Uber Slayer: How China’s Didi Beat the Ride-Hailing Superpower

Brad Stone and Lulu Yilun Chen
Bloomberg
“We felt like the People’s Liberation Army, with basic rifles, and we were bombed by airplanes and missiles.”

America’s Best Idea May Now Be China’s Too, as It Expands It’s National Park System

Jessica Meyers
Los Angeles Times
With U.S. guidance, China is launching a pilot project that spans nine provinces

China Struggles to Curb Housing Bubble

Takumi Sasaki
Nikkei Asian Review
Even as Chinese authorities desperately try to cool down an overheated housing market, their efforts are unlikely to halt the rise of speculators greased by low borrowing costs

Chengguan, Widely Despised Officers in China, Find Refuge and a Kind Ear

Karoline Kan
New York Times
China’s first Psychological Crisis Center for Chengguan opened in Nanjing this week

Chinese Tourists Encouraged to Behave Ahead of Mass Vacation

Alyssa Abkowitz
WSJ: China Real Time Report
Public urination and defacing monuments are no-nos

Long Absent in China, Tipping Makes a Comeback at a Few Trendy Restaurants

Anthony Kuhn
NPR
Scan your server's QR code if you like your service...

Mystery of China’s ‘Ghost Uber Drivers’

Sherry Fei Ju and Lucy Hornby
Financial Times
An eruption of creepy faces on driver profiles has spooked potential passengers

Meet Pizza, the World’s Saddest Polar Bear

Echo Huang Yinyin
Quartz
Pizza is just one of thousands of “wild” animals languishing in China's malls...

A New Literary Genre Critiques the Scariest Part of Life in China: Reality

Adrienne Matei
Quartz
Enter chaohuan, the "ultra-unreal"...

Gay Pride: China Activists Fight ‘Conversion Therapy’

Benjamin Haas
Hong Kong Free Press
Coming out was never going to be easy, but Yu never thought it would see him committed

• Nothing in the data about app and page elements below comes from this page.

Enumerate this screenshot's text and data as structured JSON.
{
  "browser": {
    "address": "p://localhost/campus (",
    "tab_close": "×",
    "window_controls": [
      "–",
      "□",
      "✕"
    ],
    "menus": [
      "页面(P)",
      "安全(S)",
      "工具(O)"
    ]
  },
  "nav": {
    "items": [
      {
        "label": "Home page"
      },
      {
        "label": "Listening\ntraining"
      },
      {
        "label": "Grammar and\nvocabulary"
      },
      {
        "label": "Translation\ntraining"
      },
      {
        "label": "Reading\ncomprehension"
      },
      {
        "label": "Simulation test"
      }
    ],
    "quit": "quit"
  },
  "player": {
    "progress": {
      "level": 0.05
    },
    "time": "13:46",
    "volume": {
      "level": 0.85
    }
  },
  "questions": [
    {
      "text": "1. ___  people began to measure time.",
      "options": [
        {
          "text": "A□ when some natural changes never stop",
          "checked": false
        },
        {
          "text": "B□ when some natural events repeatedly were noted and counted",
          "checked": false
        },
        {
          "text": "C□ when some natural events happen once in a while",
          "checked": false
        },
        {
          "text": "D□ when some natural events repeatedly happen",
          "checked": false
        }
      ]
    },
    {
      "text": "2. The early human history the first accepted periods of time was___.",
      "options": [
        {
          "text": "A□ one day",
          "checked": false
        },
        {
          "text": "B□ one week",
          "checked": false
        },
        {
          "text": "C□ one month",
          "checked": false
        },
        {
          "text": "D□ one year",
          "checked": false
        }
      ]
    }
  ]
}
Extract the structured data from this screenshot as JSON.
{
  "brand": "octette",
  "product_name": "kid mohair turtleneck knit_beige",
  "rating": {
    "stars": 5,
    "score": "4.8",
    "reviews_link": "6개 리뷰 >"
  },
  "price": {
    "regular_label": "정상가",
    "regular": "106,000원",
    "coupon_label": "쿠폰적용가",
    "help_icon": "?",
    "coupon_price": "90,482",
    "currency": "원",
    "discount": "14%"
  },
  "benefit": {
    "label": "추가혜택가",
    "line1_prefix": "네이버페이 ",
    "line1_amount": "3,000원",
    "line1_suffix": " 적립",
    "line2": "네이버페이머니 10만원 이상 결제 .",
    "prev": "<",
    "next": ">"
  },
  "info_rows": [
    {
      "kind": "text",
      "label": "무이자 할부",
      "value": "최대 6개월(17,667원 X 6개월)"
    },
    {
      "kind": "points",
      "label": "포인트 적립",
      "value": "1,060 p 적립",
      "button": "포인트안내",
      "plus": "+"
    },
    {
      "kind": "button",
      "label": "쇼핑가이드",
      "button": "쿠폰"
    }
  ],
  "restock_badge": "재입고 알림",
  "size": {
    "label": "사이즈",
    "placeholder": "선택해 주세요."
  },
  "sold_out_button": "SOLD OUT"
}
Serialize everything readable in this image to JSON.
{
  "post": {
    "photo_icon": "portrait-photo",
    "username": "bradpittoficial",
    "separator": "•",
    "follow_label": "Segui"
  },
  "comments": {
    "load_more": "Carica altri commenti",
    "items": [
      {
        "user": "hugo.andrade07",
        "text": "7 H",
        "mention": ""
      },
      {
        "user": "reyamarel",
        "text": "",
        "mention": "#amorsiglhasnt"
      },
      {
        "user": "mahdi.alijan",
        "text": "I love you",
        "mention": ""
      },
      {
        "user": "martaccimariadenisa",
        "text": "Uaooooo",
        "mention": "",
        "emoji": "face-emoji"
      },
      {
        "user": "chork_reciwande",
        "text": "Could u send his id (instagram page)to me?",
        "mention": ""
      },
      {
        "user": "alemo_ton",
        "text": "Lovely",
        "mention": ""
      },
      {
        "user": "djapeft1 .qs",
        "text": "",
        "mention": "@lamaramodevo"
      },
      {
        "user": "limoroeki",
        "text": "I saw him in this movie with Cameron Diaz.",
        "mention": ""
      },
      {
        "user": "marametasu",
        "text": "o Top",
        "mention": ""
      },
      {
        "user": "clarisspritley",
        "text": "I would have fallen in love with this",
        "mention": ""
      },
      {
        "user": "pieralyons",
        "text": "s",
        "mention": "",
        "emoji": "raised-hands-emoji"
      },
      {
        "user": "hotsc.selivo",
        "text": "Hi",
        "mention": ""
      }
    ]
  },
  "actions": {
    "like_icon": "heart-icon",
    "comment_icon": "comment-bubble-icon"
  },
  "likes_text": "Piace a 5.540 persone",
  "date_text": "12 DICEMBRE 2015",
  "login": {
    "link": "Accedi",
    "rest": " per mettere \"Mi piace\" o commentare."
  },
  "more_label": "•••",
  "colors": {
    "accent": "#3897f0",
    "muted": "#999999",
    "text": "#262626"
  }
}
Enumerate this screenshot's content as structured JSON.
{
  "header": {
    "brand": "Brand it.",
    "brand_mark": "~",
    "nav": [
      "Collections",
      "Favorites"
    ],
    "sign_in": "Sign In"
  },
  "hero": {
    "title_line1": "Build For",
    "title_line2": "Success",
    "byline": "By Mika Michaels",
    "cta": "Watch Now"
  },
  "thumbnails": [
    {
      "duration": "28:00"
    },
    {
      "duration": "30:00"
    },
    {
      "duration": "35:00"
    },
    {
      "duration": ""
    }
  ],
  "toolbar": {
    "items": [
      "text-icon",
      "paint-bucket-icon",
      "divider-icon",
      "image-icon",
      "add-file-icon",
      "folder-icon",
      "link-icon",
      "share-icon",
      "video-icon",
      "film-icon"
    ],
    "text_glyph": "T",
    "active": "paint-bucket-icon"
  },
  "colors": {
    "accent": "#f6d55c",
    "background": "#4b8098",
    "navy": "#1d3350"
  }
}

Once a Voice of Young China, Han Han Stakes Out a Different Path

Karoline Kan
New York Times
Han Han discusses his writings, the turns his life has taken and what people in the West fail to understand about China

Features

09.13.16

The Destruction of Baishizhou

Eli MacKinnon
Early this spring, the Chinese character for “demolish” (“拆”) showed up in red spray paint on a strip of shops in Shenzhen’s Baishizhou neighborhood. Wang An, 41, has been selling women’s underwear from one of these shops for the last 10 years. “...

Depth of Field

09.12.16

African Migrants in Guangzhou, Forgetting, Family Planning’s Fate, and More...

Yan Cong, Ye Ming & more from Yuanjin Photo
Photographing the aftermath of catastrophic events is challenging—one that photographer Mu Li handles with creativity and grace looking back at the chemical explosion in Tianjin that damaged as many as 17,000 homes August 12, 2015. Another challenge...